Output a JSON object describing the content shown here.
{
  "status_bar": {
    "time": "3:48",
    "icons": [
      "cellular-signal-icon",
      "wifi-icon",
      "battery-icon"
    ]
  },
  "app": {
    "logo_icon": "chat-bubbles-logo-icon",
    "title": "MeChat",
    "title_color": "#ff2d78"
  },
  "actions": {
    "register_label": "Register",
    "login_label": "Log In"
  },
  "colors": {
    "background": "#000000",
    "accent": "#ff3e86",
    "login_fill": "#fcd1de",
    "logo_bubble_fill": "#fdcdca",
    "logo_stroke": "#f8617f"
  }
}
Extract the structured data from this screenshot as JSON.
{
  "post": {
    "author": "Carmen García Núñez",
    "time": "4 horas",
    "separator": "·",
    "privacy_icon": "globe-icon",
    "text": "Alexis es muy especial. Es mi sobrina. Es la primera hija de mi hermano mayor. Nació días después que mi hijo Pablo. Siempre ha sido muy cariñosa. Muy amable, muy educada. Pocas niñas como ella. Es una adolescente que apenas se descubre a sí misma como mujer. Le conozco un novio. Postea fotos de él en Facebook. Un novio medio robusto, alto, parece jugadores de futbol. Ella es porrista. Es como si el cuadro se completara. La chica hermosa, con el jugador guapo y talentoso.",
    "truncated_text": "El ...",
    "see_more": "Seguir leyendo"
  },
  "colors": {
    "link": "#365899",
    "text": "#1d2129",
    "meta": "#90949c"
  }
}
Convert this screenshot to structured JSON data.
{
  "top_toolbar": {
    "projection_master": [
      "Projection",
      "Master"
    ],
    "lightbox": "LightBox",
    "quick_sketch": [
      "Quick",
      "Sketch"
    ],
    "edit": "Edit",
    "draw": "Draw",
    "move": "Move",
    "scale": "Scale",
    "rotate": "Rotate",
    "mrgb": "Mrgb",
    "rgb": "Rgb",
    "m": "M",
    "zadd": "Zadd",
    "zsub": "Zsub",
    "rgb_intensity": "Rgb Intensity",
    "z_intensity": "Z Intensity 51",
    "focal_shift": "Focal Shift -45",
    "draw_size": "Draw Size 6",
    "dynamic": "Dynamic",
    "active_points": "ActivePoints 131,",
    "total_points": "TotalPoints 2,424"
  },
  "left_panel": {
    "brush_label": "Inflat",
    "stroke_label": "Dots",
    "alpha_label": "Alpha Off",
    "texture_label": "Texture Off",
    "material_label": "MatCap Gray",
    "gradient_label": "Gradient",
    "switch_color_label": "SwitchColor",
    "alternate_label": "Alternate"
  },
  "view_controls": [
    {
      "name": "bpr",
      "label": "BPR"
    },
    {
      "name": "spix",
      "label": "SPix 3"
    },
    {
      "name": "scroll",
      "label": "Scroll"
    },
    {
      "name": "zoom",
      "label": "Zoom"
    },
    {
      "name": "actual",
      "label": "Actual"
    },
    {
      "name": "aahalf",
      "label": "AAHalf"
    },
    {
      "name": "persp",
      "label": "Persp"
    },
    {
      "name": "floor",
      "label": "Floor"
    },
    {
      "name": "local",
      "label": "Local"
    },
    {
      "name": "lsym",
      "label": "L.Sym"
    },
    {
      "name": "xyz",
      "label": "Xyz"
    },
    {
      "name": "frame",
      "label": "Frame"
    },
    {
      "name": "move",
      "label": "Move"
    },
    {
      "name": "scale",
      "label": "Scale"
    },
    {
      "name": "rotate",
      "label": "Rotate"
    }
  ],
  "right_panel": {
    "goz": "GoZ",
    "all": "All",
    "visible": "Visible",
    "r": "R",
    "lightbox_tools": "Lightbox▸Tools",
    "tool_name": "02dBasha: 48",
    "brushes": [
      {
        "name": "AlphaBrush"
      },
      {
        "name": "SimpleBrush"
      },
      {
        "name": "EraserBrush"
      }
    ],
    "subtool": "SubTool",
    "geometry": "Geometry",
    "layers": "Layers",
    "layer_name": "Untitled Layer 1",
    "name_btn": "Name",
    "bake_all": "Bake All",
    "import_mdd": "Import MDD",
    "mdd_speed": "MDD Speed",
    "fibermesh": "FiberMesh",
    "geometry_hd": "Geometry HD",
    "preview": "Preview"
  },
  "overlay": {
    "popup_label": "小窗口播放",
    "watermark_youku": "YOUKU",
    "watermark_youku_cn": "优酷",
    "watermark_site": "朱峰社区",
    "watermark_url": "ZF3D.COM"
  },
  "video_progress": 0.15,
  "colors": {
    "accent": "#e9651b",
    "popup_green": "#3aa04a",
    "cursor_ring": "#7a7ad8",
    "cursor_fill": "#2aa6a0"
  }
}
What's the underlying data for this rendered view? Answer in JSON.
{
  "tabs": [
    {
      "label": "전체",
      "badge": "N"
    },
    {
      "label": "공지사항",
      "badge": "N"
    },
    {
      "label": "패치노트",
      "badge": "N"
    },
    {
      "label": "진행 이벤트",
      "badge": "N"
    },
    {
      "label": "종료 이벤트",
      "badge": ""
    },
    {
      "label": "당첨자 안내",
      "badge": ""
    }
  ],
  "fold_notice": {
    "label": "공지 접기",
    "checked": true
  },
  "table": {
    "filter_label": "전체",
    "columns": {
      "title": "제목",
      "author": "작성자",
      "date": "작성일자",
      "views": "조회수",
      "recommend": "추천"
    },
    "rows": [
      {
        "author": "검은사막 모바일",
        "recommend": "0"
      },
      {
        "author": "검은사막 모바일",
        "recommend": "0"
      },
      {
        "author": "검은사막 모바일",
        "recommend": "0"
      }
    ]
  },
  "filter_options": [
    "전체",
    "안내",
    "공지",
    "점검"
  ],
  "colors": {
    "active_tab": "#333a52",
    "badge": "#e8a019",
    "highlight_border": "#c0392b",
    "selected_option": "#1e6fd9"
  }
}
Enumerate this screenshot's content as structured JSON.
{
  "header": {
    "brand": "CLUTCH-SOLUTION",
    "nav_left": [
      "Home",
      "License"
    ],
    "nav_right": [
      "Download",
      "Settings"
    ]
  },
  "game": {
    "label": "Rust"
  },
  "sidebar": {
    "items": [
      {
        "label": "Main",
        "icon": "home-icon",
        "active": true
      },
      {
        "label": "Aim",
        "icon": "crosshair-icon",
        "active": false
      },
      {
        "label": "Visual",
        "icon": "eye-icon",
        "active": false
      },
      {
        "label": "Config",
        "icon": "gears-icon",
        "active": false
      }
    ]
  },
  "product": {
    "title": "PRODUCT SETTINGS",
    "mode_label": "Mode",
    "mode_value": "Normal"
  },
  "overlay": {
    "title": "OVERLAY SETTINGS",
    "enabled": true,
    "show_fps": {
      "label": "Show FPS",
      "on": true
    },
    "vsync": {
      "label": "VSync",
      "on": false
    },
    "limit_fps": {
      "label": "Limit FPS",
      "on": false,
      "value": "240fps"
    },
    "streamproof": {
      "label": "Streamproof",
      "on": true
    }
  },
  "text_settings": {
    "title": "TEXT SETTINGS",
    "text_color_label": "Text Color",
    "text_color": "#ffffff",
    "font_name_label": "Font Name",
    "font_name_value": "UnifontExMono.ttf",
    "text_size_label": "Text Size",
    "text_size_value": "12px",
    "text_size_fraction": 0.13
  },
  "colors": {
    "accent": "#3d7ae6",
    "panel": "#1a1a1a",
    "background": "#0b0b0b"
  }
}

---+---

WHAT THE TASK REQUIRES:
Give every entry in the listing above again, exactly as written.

EXERCISE RESPONSE:
Output a JSON object describing the content shown here.
{
  "status_bar": {
    "time": "3:48",
    "icons": [
      "cellular-signal-icon",
      "wifi-icon",
      "battery-icon"
    ]
  },
  "app": {
    "logo_icon": "chat-bubbles-logo-icon",
    "title": "MeChat",
    "title_color": "#ff2d78"
  },
  "actions": {
    "register_label": "Register",
    "login_label": "Log In"
  },
  "colors": {
    "background": "#000000",
    "accent": "#ff3e86",
    "login_fill": "#fcd1de",
    "logo_bubble_fill": "#fdcdca",
    "logo_stroke": "#f8617f"
  }
}
Extract the structured data from this screenshot as JSON.
{
  "post": {
    "author": "Carmen García Núñez",
    "time": "4 horas",
    "separator": "·",
    "privacy_icon": "globe-icon",
    "text": "Alexis es muy especial. Es mi sobrina. Es la primera hija de mi hermano mayor. Nació días después que mi hijo Pablo. Siempre ha sido muy cariñosa. Muy amable, muy educada. Pocas niñas como ella. Es una adolescente que apenas se descubre a sí misma como mujer. Le conozco un novio. Postea fotos de él en Facebook. Un novio medio robusto, alto, parece jugadores de futbol. Ella es porrista. Es como si el cuadro se completara. La chica hermosa, con el jugador guapo y talentoso.",
    "truncated_text": "El ...",
    "see_more": "Seguir leyendo"
  },
  "colors": {
    "link": "#365899",
    "text": "#1d2129",
    "meta": "#90949c"
  }
}
Convert this screenshot to structured JSON data.
{
  "top_toolbar": {
    "projection_master": [
      "Projection",
      "Master"
    ],
    "lightbox": "LightBox",
    "quick_sketch": [
      "Quick",
      "Sketch"
    ],
    "edit": "Edit",
    "draw": "Draw",
    "move": "Move",
    "scale": "Scale",
    "rotate": "Rotate",
    "mrgb": "Mrgb",
    "rgb": "Rgb",
    "m": "M",
    "zadd": "Zadd",
    "zsub": "Zsub",
    "rgb_intensity": "Rgb Intensity",
    "z_intensity": "Z Intensity 51",
    "focal_shift": "Focal Shift -45",
    "draw_size": "Draw Size 6",
    "dynamic": "Dynamic",
    "active_points": "ActivePoints 131,",
    "total_points": "TotalPoints 2,424"
  },
  "left_panel": {
    "brush_label": "Inflat",
    "stroke_label": "Dots",
    "alpha_label": "Alpha Off",
    "texture_label": "Texture Off",
    "material_label": "MatCap Gray",
    "gradient_label": "Gradient",
    "switch_color_label": "SwitchColor",
    "alternate_label": "Alternate"
  },
  "view_controls": [
    {
      "name": "bpr",
      "label": "BPR"
    },
    {
      "name": "spix",
      "label": "SPix 3"
    },
    {
      "name": "scroll",
      "label": "Scroll"
    },
    {
      "name": "zoom",
      "label": "Zoom"
    },
    {
      "name": "actual",
      "label": "Actual"
    },
    {
      "name": "aahalf",
      "label": "AAHalf"
    },
    {
      "name": "persp",
      "label": "Persp"
    },
    {
      "name": "floor",
      "label": "Floor"
    },
    {
      "name": "local",
      "label": "Local"
    },
    {
      "name": "lsym",
      "label": "L.Sym"
    },
    {
      "name": "xyz",
      "label": "Xyz"
    },
    {
      "name": "frame",
      "label": "Frame"
    },
    {
      "name": "move",
      "label": "Move"
    },
    {
      "name": "scale",
      "label": "Scale"
    },
    {
      "name": "rotate",
      "label": "Rotate"
    }
  ],
  "right_panel": {
    "goz": "GoZ",
    "all": "All",
    "visible": "Visible",
    "r": "R",
    "lightbox_tools": "Lightbox▸Tools",
    "tool_name": "02dBasha: 48",
    "brushes": [
      {
        "name": "AlphaBrush"
      },
      {
        "name": "SimpleBrush"
      },
      {
        "name": "EraserBrush"
      }
    ],
    "subtool": "SubTool",
    "geometry": "Geometry",
    "layers": "Layers",
    "layer_name": "Untitled Layer 1",
    "name_btn": "Name",
    "bake_all": "Bake All",
    "import_mdd": "Import MDD",
    "mdd_speed": "MDD Speed",
    "fibermesh": "FiberMesh",
    "geometry_hd": "Geometry HD",
    "preview": "Preview"
  },
  "overlay": {
    "popup_label": "小窗口播放",
    "watermark_youku": "YOUKU",
    "watermark_youku_cn": "优酷",
    "watermark_site": "朱峰社区",
    "watermark_url": "ZF3D.COM"
  },
  "video_progress": 0.15,
  "colors": {
    "accent": "#e9651b",
    "popup_green": "#3aa04a",
    "cursor_ring": "#7a7ad8",
    "cursor_fill": "#2aa6a0"
  }
}
What's the underlying data for this rendered view? Answer in JSON.
{
  "tabs": [
    {
      "label": "전체",
      "badge": "N"
    },
    {
      "label": "공지사항",
      "badge": "N"
    },
    {
      "label": "패치노트",
      "badge": "N"
    },
    {
      "label": "진행 이벤트",
      "badge": "N"
    },
    {
      "label": "종료 이벤트",
      "badge": ""
    },
    {
      "label": "당첨자 안내",
      "badge": ""
    }
  ],
  "fold_notice": {
    "label": "공지 접기",
    "checked": true
  },
  "table": {
    "filter_label": "전체",
    "columns": {
      "title": "제목",
      "author": "작성자",
      "date": "작성일자",
      "views": "조회수",
      "recommend": "추천"
    },
    "rows": [
      {
        "author": "검은사막 모바일",
        "recommend": "0"
      },
      {
        "author": "검은사막 모바일",
        "recommend": "0"
      },
      {
        "author": "검은사막 모바일",
        "recommend": "0"
      }
    ]
  },
  "filter_options": [
    "전체",
    "안내",
    "공지",
    "점검"
  ],
  "colors": {
    "active_tab": "#333a52",
    "badge": "#e8a019",
    "highlight_border": "#c0392b",
    "selected_option": "#1e6fd9"
  }
}
Enumerate this screenshot's content as structured JSON.
{
  "header": {
    "brand": "CLUTCH-SOLUTION",
    "nav_left": [
      "Home",
      "License"
    ],
    "nav_right": [
      "Download",
      "Settings"
    ]
  },
  "game": {
    "label": "Rust"
  },
  "sidebar": {
    "items": [
      {
        "label": "Main",
        "icon": "home-icon",
        "active": true
      },
      {
        "label": "Aim",
        "icon": "crosshair-icon",
        "active": false
      },
      {
        "label": "Visual",
        "icon": "eye-icon",
        "active": false
      },
      {
        "label": "Config",
        "icon": "gears-icon",
        "active": false
      }
    ]
  },
  "product": {
    "title": "PRODUCT SETTINGS",
    "mode_label": "Mode",
    "mode_value": "Normal"
  },
  "overlay": {
    "title": "OVERLAY SETTINGS",
    "enabled": true,
    "show_fps": {
      "label": "Show FPS",
      "on": true
    },
    "vsync": {
      "label": "VSync",
      "on": false
    },
    "limit_fps": {
      "label": "Limit FPS",
      "on": false,
      "value": "240fps"
    },
    "streamproof": {
      "label": "Streamproof",
      "on": true
    }
  },
  "text_settings": {
    "title": "TEXT SETTINGS",
    "text_color_label": "Text Color",
    "text_color": "#ffffff",
    "font_name_label": "Font Name",
    "font_name_value": "UnifontExMono.ttf",
    "text_size_label": "Text Size",
    "text_size_value": "12px",
    "text_size_fraction": 0.13
  },
  "colors": {
    "accent": "#3d7ae6",
    "panel": "#1a1a1a",
    "background": "#0b0b0b"
  }
}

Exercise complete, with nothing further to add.